On Friday we went analog. Old school. I stood up in front of the class, no screen, and actually wrote stuff on the white board while we talked. Forget the spirit days or the music: this was the most authentically 80s thing we've done all year.
Our journal topic was your account of your learning progress in this course. As we discussed, that may have to do with the AP exam, and/or literature & composition, and/or your masterpiece (a.k.a. senior project, collaborative working group, big question). You all have individual goals, and therefore you all have slightly different interests in different elements of this learning experience.
The key theme of the day was "learning experience." We talked about the fact that learning is an active sense-making process and not just the passive consumption of facts provided by an authority figure who periodically deposits information through lecture and withdraws information through tests. Education theorist Paolo Friere called that sort of thing "the banking model" of education. Spoiler: the banking model doesn't create lifelong learners. It creates oppressed, uncreative people who can't wait to stop being taught.
Creativity is essential. Creation is the act of putting something into the the world that didn't exist before. (Which is exactly how Terry Lawless defined music.) In fourth period Taylor illustrated the point. She said something quietly to Hannah, which had value to Hannah but not to the rest of us. But when Taylor was kind enough to repeat herself loud enough for everyone to hear, we all got to consider her words. She changed the course of the conversation and she changed our minds, if only because we started thinking different thoughts in consideration of her idea. If you think this is a small thing you are underestimating the importance of creativity, your ability to be creative, and the ways in which sharing ideas facilitates learning in a group. Your blogs are brilliant examples of how creativity leads to communication, collaboration, and critical thinking, among other positive acts that constitute learning.

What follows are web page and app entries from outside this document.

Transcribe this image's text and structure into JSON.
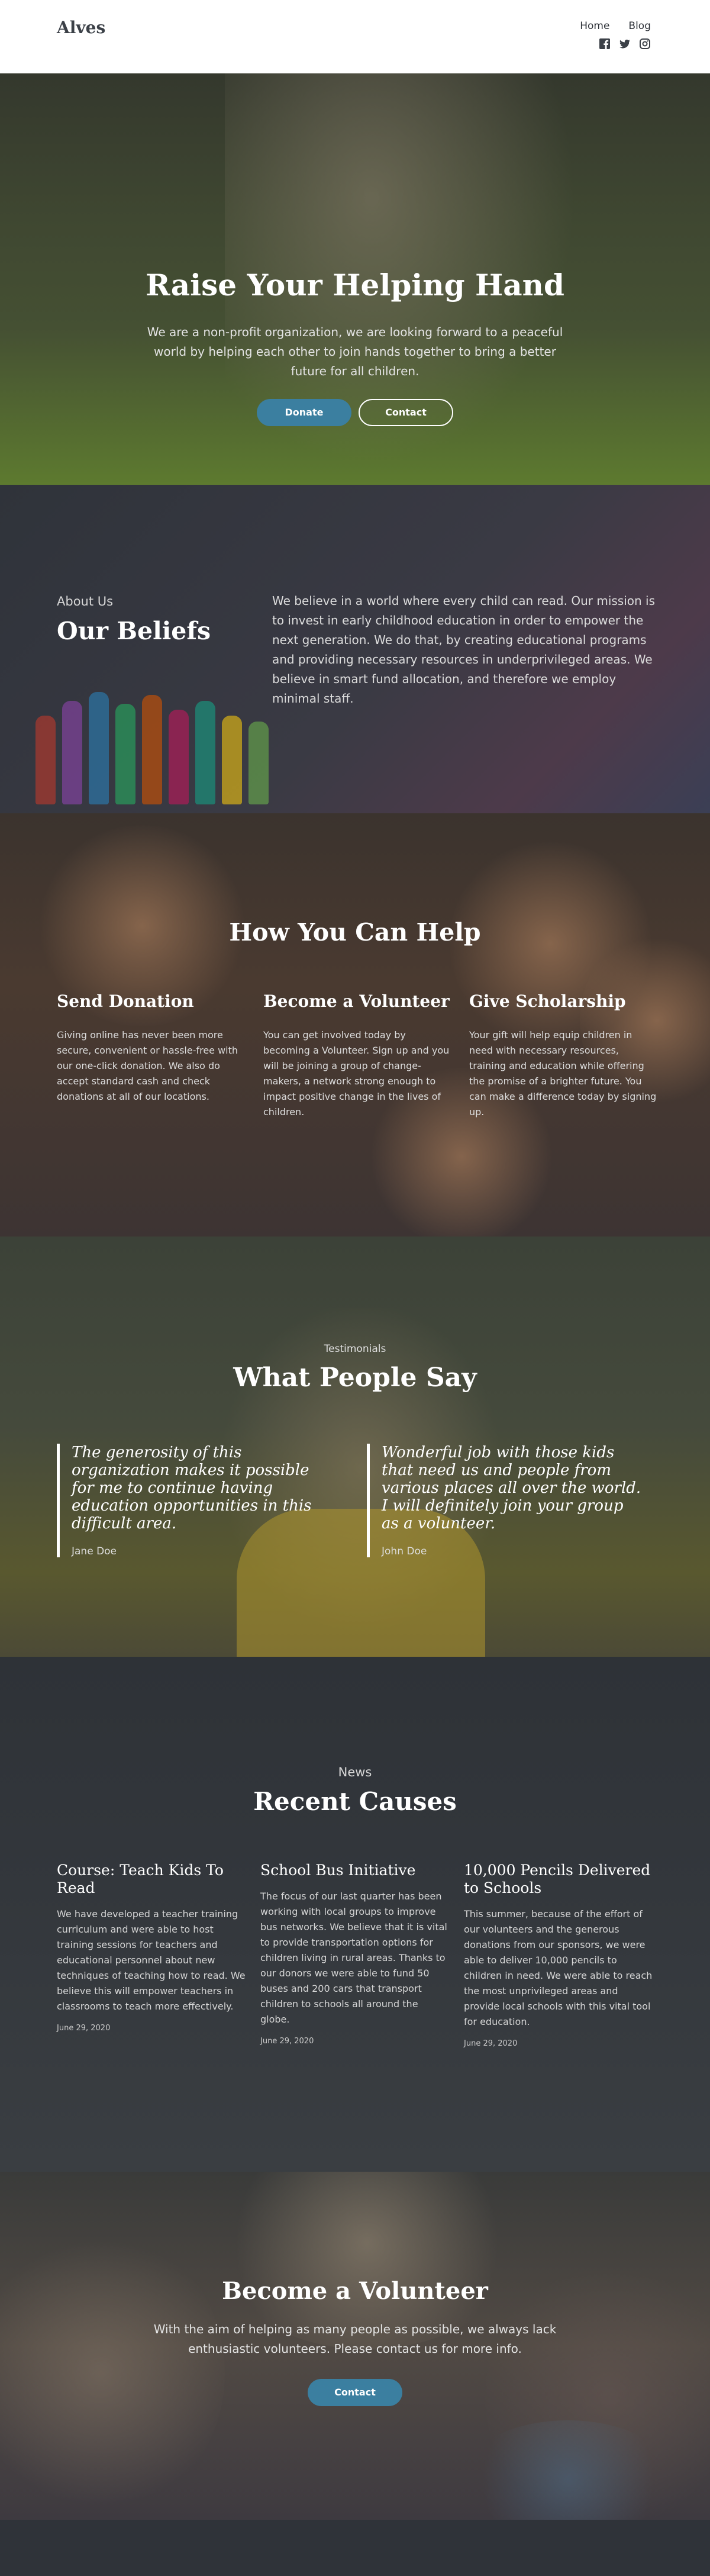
{
  "header": {
    "logo": "Alves",
    "nav": [
      {
        "label": "Home"
      },
      {
        "label": "Blog"
      }
    ],
    "social_icons": [
      "facebook-icon",
      "twitter-icon",
      "instagram-icon"
    ]
  },
  "hero": {
    "title": "Raise Your Helping Hand",
    "text": "We are a non-profit organization, we are looking forward to a peaceful world by helping each other to join hands together to bring a better future for all children.",
    "donate_label": "Donate",
    "contact_label": "Contact"
  },
  "about": {
    "label": "About Us",
    "title": "Our Beliefs",
    "text": "We believe in a world where every child can read. Our mission is to invest in early childhood education in order to empower the next generation. We do that, by creating educational programs and providing necessary resources in underprivileged areas. We believe in smart fund allocation, and therefore we employ minimal staff."
  },
  "help": {
    "title": "How You Can Help",
    "items": [
      {
        "title": "Send Donation",
        "text": "Giving online has never been more secure, convenient or hassle-free with our one-click donation. We also do accept standard cash and check donations at all of our locations."
      },
      {
        "title": "Become a Volunteer",
        "text": "You can get involved today by becoming a Volunteer. Sign up and you will be joining a group of change-makers, a network strong enough to impact positive change in the lives of children."
      },
      {
        "title": "Give Scholarship",
        "text": "Your gift will help equip children in need with necessary resources, training and education while offering the promise of a brighter future. You can make a difference today by signing up."
      }
    ]
  },
  "testimonials": {
    "label": "Testimonials",
    "title": "What People Say",
    "items": [
      {
        "quote": "The generosity of this organization makes it possible for me to continue having education opportunities in this difficult area.",
        "author": "Jane Doe"
      },
      {
        "quote": "Wonderful job with those kids that need us and people from various places all over the world. I will definitely join your group as a volunteer.",
        "author": "John Doe"
      }
    ]
  },
  "causes": {
    "label": "News",
    "title": "Recent Causes",
    "items": [
      {
        "title": "Course: Teach Kids To Read",
        "text": "We have developed a teacher training curriculum and were able to host training sessions for teachers and educational personnel about new techniques of teaching how to read. We believe this will empower teachers in classrooms to teach more effectively.",
        "date": "June 29, 2020"
      },
      {
        "title": "School Bus Initiative",
        "text": "The focus of our last quarter has been working with local groups to improve bus networks. We believe that it is vital to provide transportation options for children living in rural areas. Thanks to our donors we were able to fund 50 buses and 200 cars that transport children to schools all around the globe.",
        "date": "June 29, 2020"
      },
      {
        "title": "10,000 Pencils Delivered to Schools",
        "text": "This summer, because of the effort of our volunteers and the generous donations from our sponsors, we were able to deliver 10,000 pencils to children in need. We were able to reach the most unprivileged areas and provide local schools with this vital tool for education.",
        "date": "June 29, 2020"
      }
    ]
  },
  "volunteer": {
    "title": "Become a Volunteer",
    "text": "With the aim of helping as many people as possible, we always lack enthusiastic volunteers. Please contact us for more info.",
    "contact_label": "Contact"
  },
  "colors": {
    "accent": "#3b7fa0",
    "header_bg": "#ffffff",
    "footer_bg": "#2f3339"
  }
}
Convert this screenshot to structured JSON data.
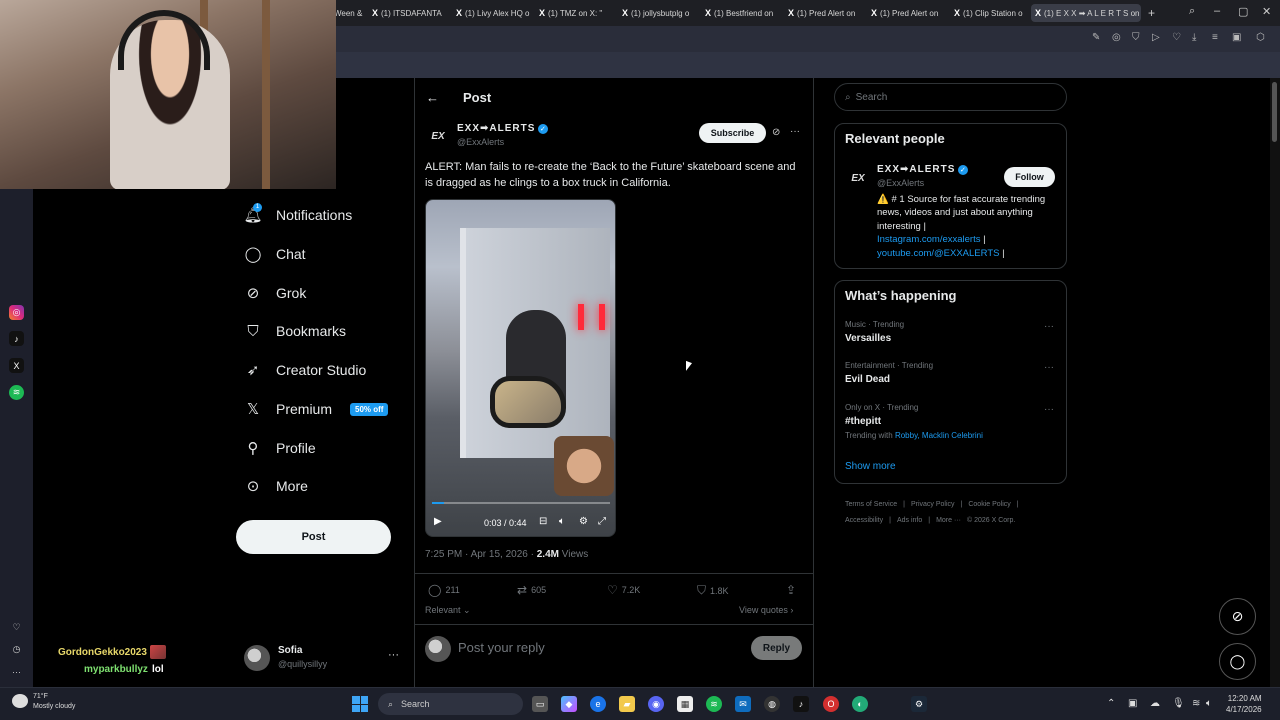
{
  "browser": {
    "tabs": [
      {
        "label": "Ween &"
      },
      {
        "label": "(1) ITSDAFANTA"
      },
      {
        "label": "(1) Livy Alex HQ o"
      },
      {
        "label": "(1) TMZ on X: \""
      },
      {
        "label": "(1) jollysbutplg o"
      },
      {
        "label": "(1) Bestfriend on"
      },
      {
        "label": "(1) Pred Alert on"
      },
      {
        "label": "(1) Pred Alert on"
      },
      {
        "label": "(1) Clip Station o"
      },
      {
        "label": "(1) E X X ➡ A L E R T S on"
      }
    ],
    "newtab_glyph": "+"
  },
  "nav": {
    "notifications": "Notifications",
    "notifications_badge": "1",
    "chat": "Chat",
    "grok": "Grok",
    "bookmarks": "Bookmarks",
    "creator_studio": "Creator Studio",
    "premium": "Premium",
    "premium_badge": "50% off",
    "profile": "Profile",
    "more": "More",
    "post_button": "Post"
  },
  "account": {
    "name": "Sofia",
    "handle": "@quillysillyy",
    "menu": "···"
  },
  "stream_chat": [
    {
      "user": "GordonGekko2023",
      "color": "#e8d86a",
      "message": ""
    },
    {
      "user": "myparkbullyz",
      "color": "#7ee070",
      "message": "lol"
    }
  ],
  "post": {
    "header_title": "Post",
    "author_logo": "EX",
    "author_name": "EXX➡ALERTS",
    "author_handle": "@ExxAlerts",
    "subscribe_label": "Subscribe",
    "text": "ALERT: Man fails to re-create the ‘Back to the Future’ skateboard scene and is dragged as he clings to a box truck in California.",
    "video": {
      "time": "0:03 / 0:44",
      "progress_fraction": 0.07
    },
    "timestamp": "7:25 PM · Apr 15, 2026 · ",
    "views_count": "2.4M",
    "views_label": " Views",
    "stats": {
      "replies": "211",
      "reposts": "605",
      "likes": "7.2K",
      "bookmarks": "1.8K"
    },
    "relevant_label": "Relevant",
    "view_quotes_label": "View quotes",
    "reply_placeholder": "Post your reply",
    "reply_button": "Reply"
  },
  "sidebar": {
    "search_placeholder": "Search",
    "relevant_people_title": "Relevant people",
    "person": {
      "logo": "EX",
      "name": "EXX➡ALERTS",
      "handle": "@ExxAlerts",
      "follow_label": "Follow",
      "bio_text": "⚠️ # 1 Source for fast accurate trending news, videos and just about anything interesting |",
      "bio_link1": "Instagram.com/exxalerts",
      "bio_sep": " |",
      "bio_link2": "youtube.com/@EXXALERTS",
      "bio_end": " |"
    },
    "whats_happening_title": "What’s happening",
    "trends": [
      {
        "meta": "Music · Trending",
        "name": "Versailles"
      },
      {
        "meta": "Entertainment · Trending",
        "name": "Evil Dead"
      },
      {
        "meta": "Only on X · Trending",
        "name": "#thepitt"
      }
    ],
    "trending_with_label": "Trending with ",
    "trending_with_names": "Robby, Macklin Celebrini",
    "show_more": "Show more",
    "footer": [
      "Terms of Service",
      "|",
      "Privacy Policy",
      "|",
      "Cookie Policy",
      "|",
      "Accessibility",
      "|",
      "Ads info",
      "|",
      "More ···",
      "© 2026 X Corp."
    ]
  },
  "taskbar": {
    "temperature": "71°F",
    "weather": "Mostly cloudy",
    "search_label": "Search",
    "time": "12:20 AM",
    "date": "4/17/2026"
  },
  "colors": {
    "accent": "#1d9bf0",
    "background": "#000000",
    "border": "#2f3336",
    "muted_text": "#71767b"
  }
}
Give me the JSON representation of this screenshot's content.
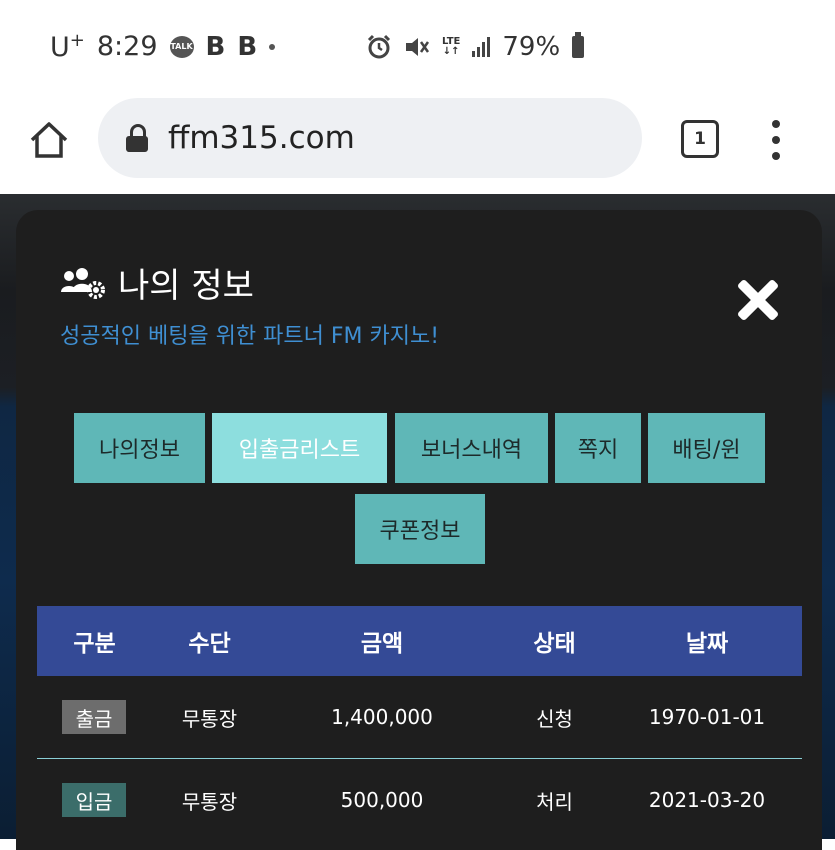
{
  "status_bar": {
    "carrier": "U",
    "carrier_sup": "+",
    "time": "8:29",
    "talk_icon": "TALK",
    "b1": "B",
    "b2": "B",
    "lte": "LTE",
    "battery": "79%"
  },
  "browser": {
    "url": "ffm315.com",
    "tab_count": "1"
  },
  "modal": {
    "title": "나의 정보",
    "subtitle": "성공적인 베팅을 위한 파트너 FM 카지노!",
    "tabs": [
      {
        "label": "나의정보"
      },
      {
        "label": "입출금리스트"
      },
      {
        "label": "보너스내역"
      },
      {
        "label": "쪽지"
      },
      {
        "label": "배팅/윈"
      },
      {
        "label": "쿠폰정보"
      }
    ],
    "active_tab": "입출금리스트"
  },
  "table": {
    "headers": [
      "구분",
      "수단",
      "금액",
      "상태",
      "날짜"
    ],
    "rows": [
      {
        "type": "출금",
        "method": "무통장",
        "amount": "1,400,000",
        "status": "신청",
        "date": "1970-01-01"
      },
      {
        "type": "입금",
        "method": "무통장",
        "amount": "500,000",
        "status": "처리",
        "date": "2021-03-20"
      }
    ]
  },
  "colors": {
    "accent": "#5fb7b7",
    "active_tab": "#8ddede",
    "table_header": "#344a96",
    "subtitle": "#3f8fd2"
  }
}
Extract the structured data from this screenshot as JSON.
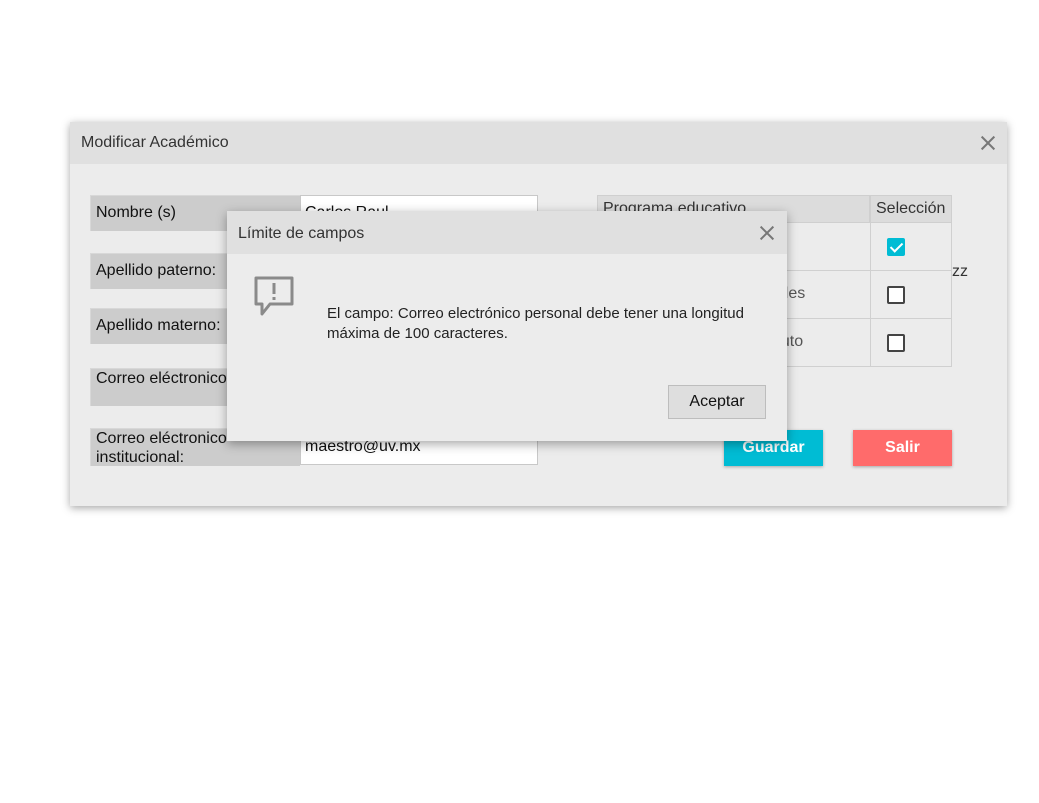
{
  "main_dialog": {
    "title": "Modificar Académico",
    "fields": [
      {
        "label": "Nombre (s)",
        "value": "Carlos Raul"
      },
      {
        "label": "Apellido paterno:",
        "value": ""
      },
      {
        "label": "Apellido materno:",
        "value": ""
      },
      {
        "label": "Correo eléctronico personal:",
        "value": ""
      },
      {
        "label": "Correo eléctronico institucional:",
        "value": "maestro@uv.mx"
      }
    ],
    "table": {
      "headers": [
        "Programa educativo",
        "Selección"
      ],
      "rows": [
        {
          "name": "",
          "selected": true
        },
        {
          "name": "nales",
          "selected": false
        },
        {
          "name": "puto",
          "selected": false
        }
      ]
    },
    "overflow_text": "zz",
    "save_label": "Guardar",
    "exit_label": "Salir",
    "colors": {
      "save": "#00bcd4",
      "exit": "#ff6b6b",
      "checkbox": "#00bcd4"
    }
  },
  "alert": {
    "title": "Límite de campos",
    "message": "El campo: Correo electrónico personal debe tener una longitud máxima de 100 caracteres.",
    "accept_label": "Aceptar",
    "icon": "comment-alert-icon"
  }
}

By tomorrow you should have decided on a(t least one) "test" for your masterpiece. This should be a showcase for you to demonstrate what you know and what you can do. Although some of you are using your masterpiece to prepare for academic coursework or careers, and some of those careers do require tests like the ones you've seen in school, you shouldn't limit a demonstration of your expertise to multiple choice responses when your blogs already say so much more. You can show what you're learning-- and what you can do-- by writing about it, sharing pictures, embedding video, linking to other sites, and/or using some of the tools we introduced last semester (mind maps, etherpads, etc.).
If you have questions or need ideas, please comment to this post and let us help. This week you will be inviting at least one expert to your blog-- let's make sure that person comes away suitably impressed. Enjoy the rest of the weekend.